I have created my new estimate of fair value using simple probability estimates that utilize my floor value, a mid-value, and a higher value. To these I have assigned different probabilities that the given payoff will occur.
The weighted average of these values creates a fair value estimate of $25.2. Given what we know at the present moment, I believe that this represents a reasonable estimate of fair value.
Investors who are conservative will lean towards the lower end of my value estimate, while investors who are more optimistic can lean towards the higher end. My personal belief is that buying at any level at or near $22 per share will prove to be a slam dunk investment - but only time will tell.
Tying it all together
The good news for investors is that regardless of how this "special situation" plays out, CEO Nick Caporella is firmly in our corner. He wrapped up his recent shareholder letter with the following statement:
We are committed to maximizing shareholder value and to that end - aggressively endeavor to deliver our promise. The season for reflection is upon us - counting our blessings, giving of ourselves to the less fortunate and honoring the Spirit/Savior whose gifts translate to . . . 'Our Bounty and Yours'.
I have one question for readers - As an investor, is there a better position to be in than this? We have a company with a great track record and a massively committed (and invested) CEO working to maximize our shareholder value. I believe this is as good a situation as any I have ever found - and I am willing to stake my reputation as an author and an analyst on that statement.
Happy Holidays to all - I believe 2014 will be an extraordinarily bright year!
Disclosure: I am long FIZZ. I wrote this article myself, and it expresses my own opinions. I am not receiving compensation for it. I have no business relationship with any company whose stock is mentioned in this article.
Disclosure: The author is long FIZZ.
The author wrote this article themselves, and it expresses their own opinions.
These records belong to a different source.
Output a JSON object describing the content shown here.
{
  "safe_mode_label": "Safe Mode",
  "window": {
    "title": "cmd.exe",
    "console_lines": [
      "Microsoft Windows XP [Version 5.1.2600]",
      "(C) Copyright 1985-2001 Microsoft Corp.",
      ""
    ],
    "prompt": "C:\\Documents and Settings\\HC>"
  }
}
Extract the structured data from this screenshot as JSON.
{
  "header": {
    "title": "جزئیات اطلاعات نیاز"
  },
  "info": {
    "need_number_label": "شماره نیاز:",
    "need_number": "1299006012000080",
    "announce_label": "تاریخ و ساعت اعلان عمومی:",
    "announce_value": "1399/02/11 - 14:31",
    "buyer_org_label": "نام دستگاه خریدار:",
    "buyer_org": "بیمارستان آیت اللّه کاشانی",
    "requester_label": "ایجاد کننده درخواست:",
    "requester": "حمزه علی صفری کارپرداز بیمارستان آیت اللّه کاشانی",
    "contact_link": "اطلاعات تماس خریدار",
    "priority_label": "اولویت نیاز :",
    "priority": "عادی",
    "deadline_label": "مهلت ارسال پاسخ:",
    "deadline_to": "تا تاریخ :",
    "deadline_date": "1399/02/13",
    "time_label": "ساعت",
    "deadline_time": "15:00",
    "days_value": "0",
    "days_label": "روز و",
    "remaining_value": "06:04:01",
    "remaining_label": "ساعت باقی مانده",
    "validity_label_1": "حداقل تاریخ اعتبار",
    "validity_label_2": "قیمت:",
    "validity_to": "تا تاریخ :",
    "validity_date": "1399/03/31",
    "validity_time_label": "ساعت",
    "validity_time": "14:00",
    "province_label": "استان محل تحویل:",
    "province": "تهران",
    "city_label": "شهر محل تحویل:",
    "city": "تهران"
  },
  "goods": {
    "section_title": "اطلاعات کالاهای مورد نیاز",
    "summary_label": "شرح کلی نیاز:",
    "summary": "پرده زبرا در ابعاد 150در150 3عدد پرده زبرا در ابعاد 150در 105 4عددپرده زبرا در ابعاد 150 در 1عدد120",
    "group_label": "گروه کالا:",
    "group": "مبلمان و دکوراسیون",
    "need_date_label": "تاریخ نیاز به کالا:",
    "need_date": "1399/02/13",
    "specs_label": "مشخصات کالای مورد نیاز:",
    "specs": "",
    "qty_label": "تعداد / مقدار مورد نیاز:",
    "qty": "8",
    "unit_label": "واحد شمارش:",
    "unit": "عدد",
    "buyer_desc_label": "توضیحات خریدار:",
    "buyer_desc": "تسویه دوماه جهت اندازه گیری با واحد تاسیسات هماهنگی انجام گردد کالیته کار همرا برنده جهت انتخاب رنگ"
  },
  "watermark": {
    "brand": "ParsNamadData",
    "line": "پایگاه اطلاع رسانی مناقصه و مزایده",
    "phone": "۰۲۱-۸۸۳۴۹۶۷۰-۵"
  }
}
The author is not receiving compensation for it. The author has no business relationship with any company whose stock is mentioned in this article.